## PROBLEM DESCRIPTION
Quote all entries exactly, leaving pictures aside.

## Data about app and page elements

════════

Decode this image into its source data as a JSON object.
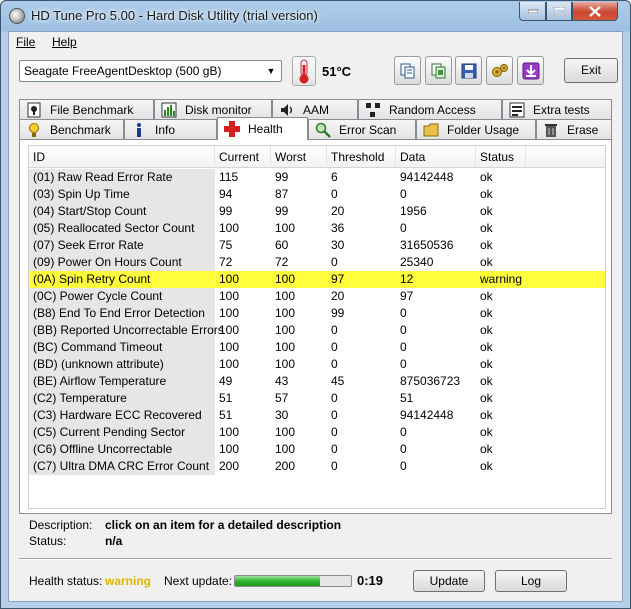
{
  "window": {
    "title": "HD Tune Pro 5.00 - Hard Disk Utility (trial version)"
  },
  "menu": {
    "file": "File",
    "help": "Help"
  },
  "toolbar": {
    "drive": "Seagate FreeAgentDesktop (500 gB)",
    "temperature": "51°C",
    "exit_label": "Exit",
    "buttons": [
      "copy-icon",
      "copy-screenshot-icon",
      "save-icon",
      "options-icon",
      "download-icon"
    ]
  },
  "tabs_top": [
    {
      "label": "File Benchmark",
      "icon": "file-benchmark-icon"
    },
    {
      "label": "Disk monitor",
      "icon": "disk-monitor-icon"
    },
    {
      "label": "AAM",
      "icon": "speaker-icon"
    },
    {
      "label": "Random Access",
      "icon": "random-access-icon"
    },
    {
      "label": "Extra tests",
      "icon": "extra-tests-icon"
    }
  ],
  "tabs_bottom": [
    {
      "label": "Benchmark",
      "icon": "benchmark-icon"
    },
    {
      "label": "Info",
      "icon": "info-icon"
    },
    {
      "label": "Health",
      "icon": "health-cross-icon",
      "active": true
    },
    {
      "label": "Error Scan",
      "icon": "magnifier-icon"
    },
    {
      "label": "Folder Usage",
      "icon": "folder-icon"
    },
    {
      "label": "Erase",
      "icon": "trash-icon"
    }
  ],
  "table": {
    "headers": [
      "ID",
      "Current",
      "Worst",
      "Threshold",
      "Data",
      "Status"
    ],
    "rows": [
      {
        "id": "(01) Raw Read Error Rate",
        "current": "115",
        "worst": "99",
        "threshold": "6",
        "data": "94142448",
        "status": "ok"
      },
      {
        "id": "(03) Spin Up Time",
        "current": "94",
        "worst": "87",
        "threshold": "0",
        "data": "0",
        "status": "ok"
      },
      {
        "id": "(04) Start/Stop Count",
        "current": "99",
        "worst": "99",
        "threshold": "20",
        "data": "1956",
        "status": "ok"
      },
      {
        "id": "(05) Reallocated Sector Count",
        "current": "100",
        "worst": "100",
        "threshold": "36",
        "data": "0",
        "status": "ok"
      },
      {
        "id": "(07) Seek Error Rate",
        "current": "75",
        "worst": "60",
        "threshold": "30",
        "data": "31650536",
        "status": "ok"
      },
      {
        "id": "(09) Power On Hours Count",
        "current": "72",
        "worst": "72",
        "threshold": "0",
        "data": "25340",
        "status": "ok"
      },
      {
        "id": "(0A) Spin Retry Count",
        "current": "100",
        "worst": "100",
        "threshold": "97",
        "data": "12",
        "status": "warning",
        "highlight": true
      },
      {
        "id": "(0C) Power Cycle Count",
        "current": "100",
        "worst": "100",
        "threshold": "20",
        "data": "97",
        "status": "ok"
      },
      {
        "id": "(B8) End To End Error Detection",
        "current": "100",
        "worst": "100",
        "threshold": "99",
        "data": "0",
        "status": "ok"
      },
      {
        "id": "(BB) Reported Uncorrectable Errors",
        "current": "100",
        "worst": "100",
        "threshold": "0",
        "data": "0",
        "status": "ok"
      },
      {
        "id": "(BC) Command Timeout",
        "current": "100",
        "worst": "100",
        "threshold": "0",
        "data": "0",
        "status": "ok"
      },
      {
        "id": "(BD) (unknown attribute)",
        "current": "100",
        "worst": "100",
        "threshold": "0",
        "data": "0",
        "status": "ok"
      },
      {
        "id": "(BE) Airflow Temperature",
        "current": "49",
        "worst": "43",
        "threshold": "45",
        "data": "875036723",
        "status": "ok"
      },
      {
        "id": "(C2) Temperature",
        "current": "51",
        "worst": "57",
        "threshold": "0",
        "data": "51",
        "status": "ok"
      },
      {
        "id": "(C3) Hardware ECC Recovered",
        "current": "51",
        "worst": "30",
        "threshold": "0",
        "data": "94142448",
        "status": "ok"
      },
      {
        "id": "(C5) Current Pending Sector",
        "current": "100",
        "worst": "100",
        "threshold": "0",
        "data": "0",
        "status": "ok"
      },
      {
        "id": "(C6) Offline Uncorrectable",
        "current": "100",
        "worst": "100",
        "threshold": "0",
        "data": "0",
        "status": "ok"
      },
      {
        "id": "(C7) Ultra DMA CRC Error Count",
        "current": "200",
        "worst": "200",
        "threshold": "0",
        "data": "0",
        "status": "ok"
      }
    ]
  },
  "details": {
    "description_label": "Description:",
    "description_value": "click on an item for a detailed description",
    "status_label": "Status:",
    "status_value": "n/a"
  },
  "footer": {
    "health_label": "Health status:",
    "health_value": "warning",
    "next_update_label": "Next update:",
    "countdown": "0:19",
    "progress_fraction": 0.73,
    "update_label": "Update",
    "log_label": "Log"
  },
  "colors": {
    "warning_highlight": "#fffd3c",
    "health_warning_text": "#e0b400",
    "progress_green": "#2fb42f"
  }
}
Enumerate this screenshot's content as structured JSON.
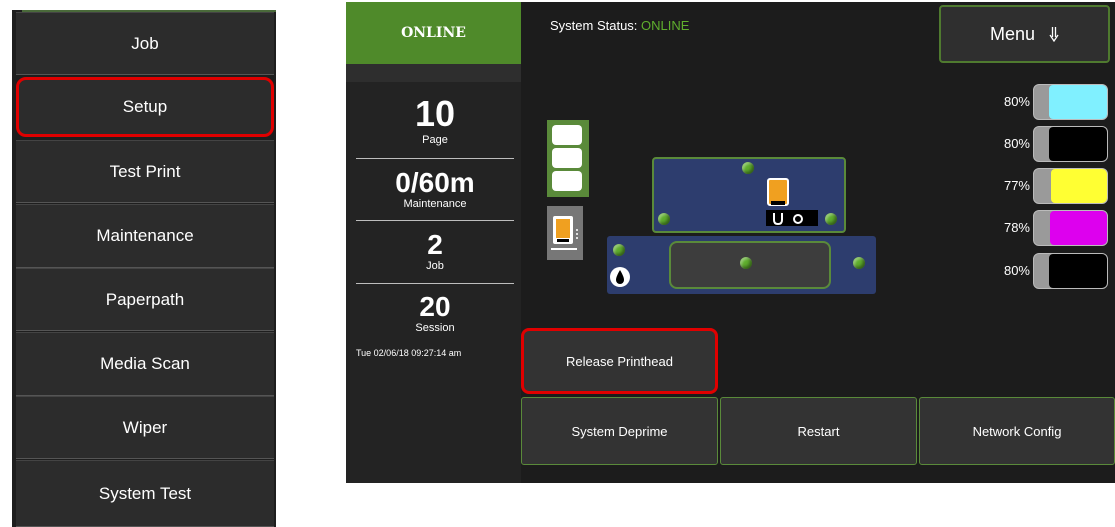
{
  "left_menu": {
    "items": [
      {
        "label": "Job",
        "selected": false
      },
      {
        "label": "Setup",
        "selected": true
      },
      {
        "label": "Test Print",
        "selected": false
      },
      {
        "label": "Maintenance",
        "selected": false
      },
      {
        "label": "Paperpath",
        "selected": false
      },
      {
        "label": "Media Scan",
        "selected": false
      },
      {
        "label": "Wiper",
        "selected": false
      },
      {
        "label": "System Test",
        "selected": false
      }
    ]
  },
  "panel": {
    "online_label": "ONLINE",
    "status_label": "System Status:",
    "status_value": "ONLINE",
    "menu_label": "Menu",
    "menu_icon": "arrow-down-icon",
    "counters": [
      {
        "value": "10",
        "label": "Page"
      },
      {
        "value": "0/60m",
        "label": "Maintenance"
      },
      {
        "value": "2",
        "label": "Job"
      },
      {
        "value": "20",
        "label": "Session"
      }
    ],
    "datetime": "Tue 02/06/18 09:27:14 am",
    "inks": [
      {
        "percent": "80%",
        "color": "#80f0ff",
        "level": 0.8
      },
      {
        "percent": "80%",
        "color": "#000000",
        "level": 0.8
      },
      {
        "percent": "77%",
        "color": "#ffff33",
        "level": 0.77
      },
      {
        "percent": "78%",
        "color": "#dd00ee",
        "level": 0.78
      },
      {
        "percent": "80%",
        "color": "#000000",
        "level": 0.8
      }
    ],
    "buttons": {
      "release_printhead": "Release Printhead",
      "system_deprime": "System Deprime",
      "restart": "Restart",
      "network_config": "Network Config"
    },
    "colors": {
      "accent_green": "#4f8a2a",
      "status_green": "#5fae2d",
      "selection_red": "#e00000",
      "head_blue": "#2d3d6e",
      "cartridge_orange": "#f0a020"
    }
  }
}
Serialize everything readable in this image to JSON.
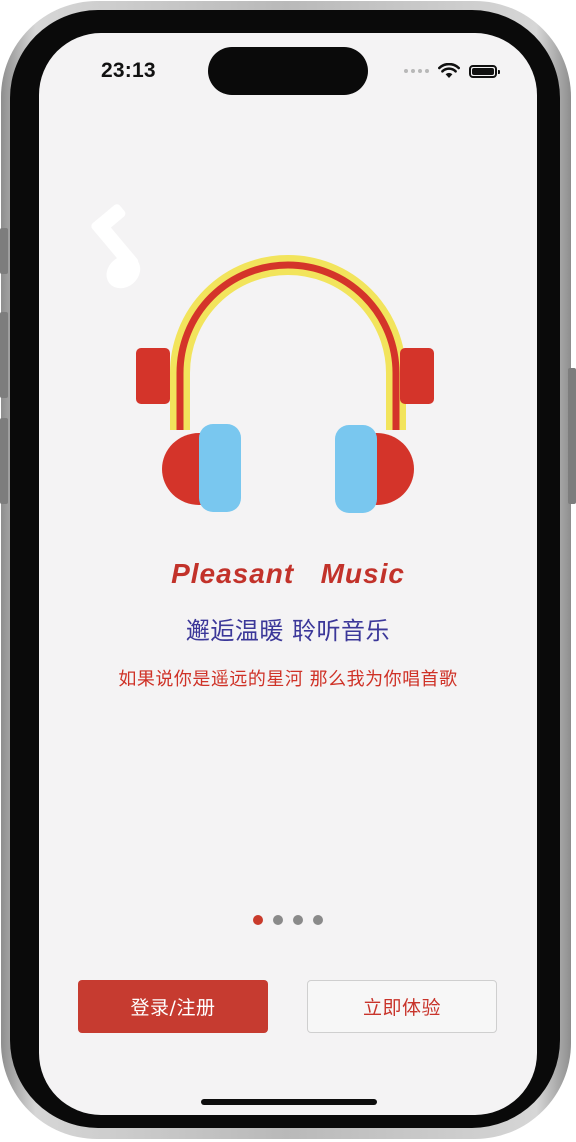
{
  "status_bar": {
    "time": "23:13"
  },
  "hero": {
    "icons": [
      "music-note-icon",
      "headphones-icon"
    ],
    "colors": {
      "headband_outer": "#f2e45c",
      "headband_inner": "#d4342a",
      "ear_cup": "#d4342a",
      "cushion": "#79c7ef"
    }
  },
  "brand": {
    "title": "Pleasant   Music",
    "subtitle": "邂逅温暖 聆听音乐",
    "tagline": "如果说你是遥远的星河 那么我为你唱首歌"
  },
  "pager": {
    "total": 4,
    "active_index": 0
  },
  "actions": {
    "login_label": "登录/注册",
    "try_label": "立即体验"
  },
  "colors": {
    "accent": "#c63b30",
    "subtitle": "#3b3799",
    "background": "#f4f3f4"
  }
}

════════

## COMPLETED EXERCISE
Decode this image into its source data as a JSON object.
{
  "window": {
    "title": "HD Tune Pro 5.00 - Hard Disk Utility (trial version)"
  },
  "menu": {
    "file": "File",
    "help": "Help"
  },
  "toolbar": {
    "drive": "Seagate FreeAgentDesktop (500 gB)",
    "temperature": "51°C",
    "exit_label": "Exit",
    "buttons": [
      "copy-icon",
      "copy-screenshot-icon",
      "save-icon",
      "options-icon",
      "download-icon"
    ]
  },
  "tabs_top": [
    {
      "label": "File Benchmark",
      "icon": "file-benchmark-icon"
    },
    {
      "label": "Disk monitor",
      "icon": "disk-monitor-icon"
    },
    {
      "label": "AAM",
      "icon": "speaker-icon"
    },
    {
      "label": "Random Access",
      "icon": "random-access-icon"
    },
    {
      "label": "Extra tests",
      "icon": "extra-tests-icon"
    }
  ],
  "tabs_bottom": [
    {
      "label": "Benchmark",
      "icon": "benchmark-icon"
    },
    {
      "label": "Info",
      "icon": "info-icon"
    },
    {
      "label": "Health",
      "icon": "health-cross-icon",
      "active": true
    },
    {
      "label": "Error Scan",
      "icon": "magnifier-icon"
    },
    {
      "label": "Folder Usage",
      "icon": "folder-icon"
    },
    {
      "label": "Erase",
      "icon": "trash-icon"
    }
  ],
  "table": {
    "headers": [
      "ID",
      "Current",
      "Worst",
      "Threshold",
      "Data",
      "Status"
    ],
    "rows": [
      {
        "id": "(01) Raw Read Error Rate",
        "current": "115",
        "worst": "99",
        "threshold": "6",
        "data": "94142448",
        "status": "ok"
      },
      {
        "id": "(03) Spin Up Time",
        "current": "94",
        "worst": "87",
        "threshold": "0",
        "data": "0",
        "status": "ok"
      },
      {
        "id": "(04) Start/Stop Count",
        "current": "99",
        "worst": "99",
        "threshold": "20",
        "data": "1956",
        "status": "ok"
      },
      {
        "id": "(05) Reallocated Sector Count",
        "current": "100",
        "worst": "100",
        "threshold": "36",
        "data": "0",
        "status": "ok"
      },
      {
        "id": "(07) Seek Error Rate",
        "current": "75",
        "worst": "60",
        "threshold": "30",
        "data": "31650536",
        "status": "ok"
      },
      {
        "id": "(09) Power On Hours Count",
        "current": "72",
        "worst": "72",
        "threshold": "0",
        "data": "25340",
        "status": "ok"
      },
      {
        "id": "(0A) Spin Retry Count",
        "current": "100",
        "worst": "100",
        "threshold": "97",
        "data": "12",
        "status": "warning",
        "highlight": true
      },
      {
        "id": "(0C) Power Cycle Count",
        "current": "100",
        "worst": "100",
        "threshold": "20",
        "data": "97",
        "status": "ok"
      },
      {
        "id": "(B8) End To End Error Detection",
        "current": "100",
        "worst": "100",
        "threshold": "99",
        "data": "0",
        "status": "ok"
      },
      {
        "id": "(BB) Reported Uncorrectable Errors",
        "current": "100",
        "worst": "100",
        "threshold": "0",
        "data": "0",
        "status": "ok"
      },
      {
        "id": "(BC) Command Timeout",
        "current": "100",
        "worst": "100",
        "threshold": "0",
        "data": "0",
        "status": "ok"
      },
      {
        "id": "(BD) (unknown attribute)",
        "current": "100",
        "worst": "100",
        "threshold": "0",
        "data": "0",
        "status": "ok"
      },
      {
        "id": "(BE) Airflow Temperature",
        "current": "49",
        "worst": "43",
        "threshold": "45",
        "data": "875036723",
        "status": "ok"
      },
      {
        "id": "(C2) Temperature",
        "current": "51",
        "worst": "57",
        "threshold": "0",
        "data": "51",
        "status": "ok"
      },
      {
        "id": "(C3) Hardware ECC Recovered",
        "current": "51",
        "worst": "30",
        "threshold": "0",
        "data": "94142448",
        "status": "ok"
      },
      {
        "id": "(C5) Current Pending Sector",
        "current": "100",
        "worst": "100",
        "threshold": "0",
        "data": "0",
        "status": "ok"
      },
      {
        "id": "(C6) Offline Uncorrectable",
        "current": "100",
        "worst": "100",
        "threshold": "0",
        "data": "0",
        "status": "ok"
      },
      {
        "id": "(C7) Ultra DMA CRC Error Count",
        "current": "200",
        "worst": "200",
        "threshold": "0",
        "data": "0",
        "status": "ok"
      }
    ]
  },
  "details": {
    "description_label": "Description:",
    "description_value": "click on an item for a detailed description",
    "status_label": "Status:",
    "status_value": "n/a"
  },
  "footer": {
    "health_label": "Health status:",
    "health_value": "warning",
    "next_update_label": "Next update:",
    "countdown": "0:19",
    "progress_fraction": 0.73,
    "update_label": "Update",
    "log_label": "Log"
  },
  "colors": {
    "warning_highlight": "#fffd3c",
    "health_warning_text": "#e0b400",
    "progress_green": "#2fb42f"
  }
}
Enumerate this screenshot's content as structured JSON.
{
  "left_menu": {
    "items": [
      {
        "label": "Job",
        "selected": false
      },
      {
        "label": "Setup",
        "selected": true
      },
      {
        "label": "Test Print",
        "selected": false
      },
      {
        "label": "Maintenance",
        "selected": false
      },
      {
        "label": "Paperpath",
        "selected": false
      },
      {
        "label": "Media Scan",
        "selected": false
      },
      {
        "label": "Wiper",
        "selected": false
      },
      {
        "label": "System Test",
        "selected": false
      }
    ]
  },
  "panel": {
    "online_label": "ONLINE",
    "status_label": "System Status:",
    "status_value": "ONLINE",
    "menu_label": "Menu",
    "menu_icon": "arrow-down-icon",
    "counters": [
      {
        "value": "10",
        "label": "Page"
      },
      {
        "value": "0/60m",
        "label": "Maintenance"
      },
      {
        "value": "2",
        "label": "Job"
      },
      {
        "value": "20",
        "label": "Session"
      }
    ],
    "datetime": "Tue 02/06/18 09:27:14 am",
    "inks": [
      {
        "percent": "80%",
        "color": "#80f0ff",
        "level": 0.8
      },
      {
        "percent": "80%",
        "color": "#000000",
        "level": 0.8
      },
      {
        "percent": "77%",
        "color": "#ffff33",
        "level": 0.77
      },
      {
        "percent": "78%",
        "color": "#dd00ee",
        "level": 0.78
      },
      {
        "percent": "80%",
        "color": "#000000",
        "level": 0.8
      }
    ],
    "buttons": {
      "release_printhead": "Release Printhead",
      "system_deprime": "System Deprime",
      "restart": "Restart",
      "network_config": "Network Config"
    },
    "colors": {
      "accent_green": "#4f8a2a",
      "status_green": "#5fae2d",
      "selection_red": "#e00000",
      "head_blue": "#2d3d6e",
      "cartridge_orange": "#f0a020"
    }
  }
}
Serialize everything readable in this image to JSON.
{
  "status_bar": {
    "time": "23:13"
  },
  "hero": {
    "icons": [
      "music-note-icon",
      "headphones-icon"
    ],
    "colors": {
      "headband_outer": "#f2e45c",
      "headband_inner": "#d4342a",
      "ear_cup": "#d4342a",
      "cushion": "#79c7ef"
    }
  },
  "brand": {
    "title": "Pleasant   Music",
    "subtitle": "邂逅温暖 聆听音乐",
    "tagline": "如果说你是遥远的星河 那么我为你唱首歌"
  },
  "pager": {
    "total": 4,
    "active_index": 0
  },
  "actions": {
    "login_label": "登录/注册",
    "try_label": "立即体验"
  },
  "colors": {
    "accent": "#c63b30",
    "subtitle": "#3b3799",
    "background": "#f4f3f4"
  }
}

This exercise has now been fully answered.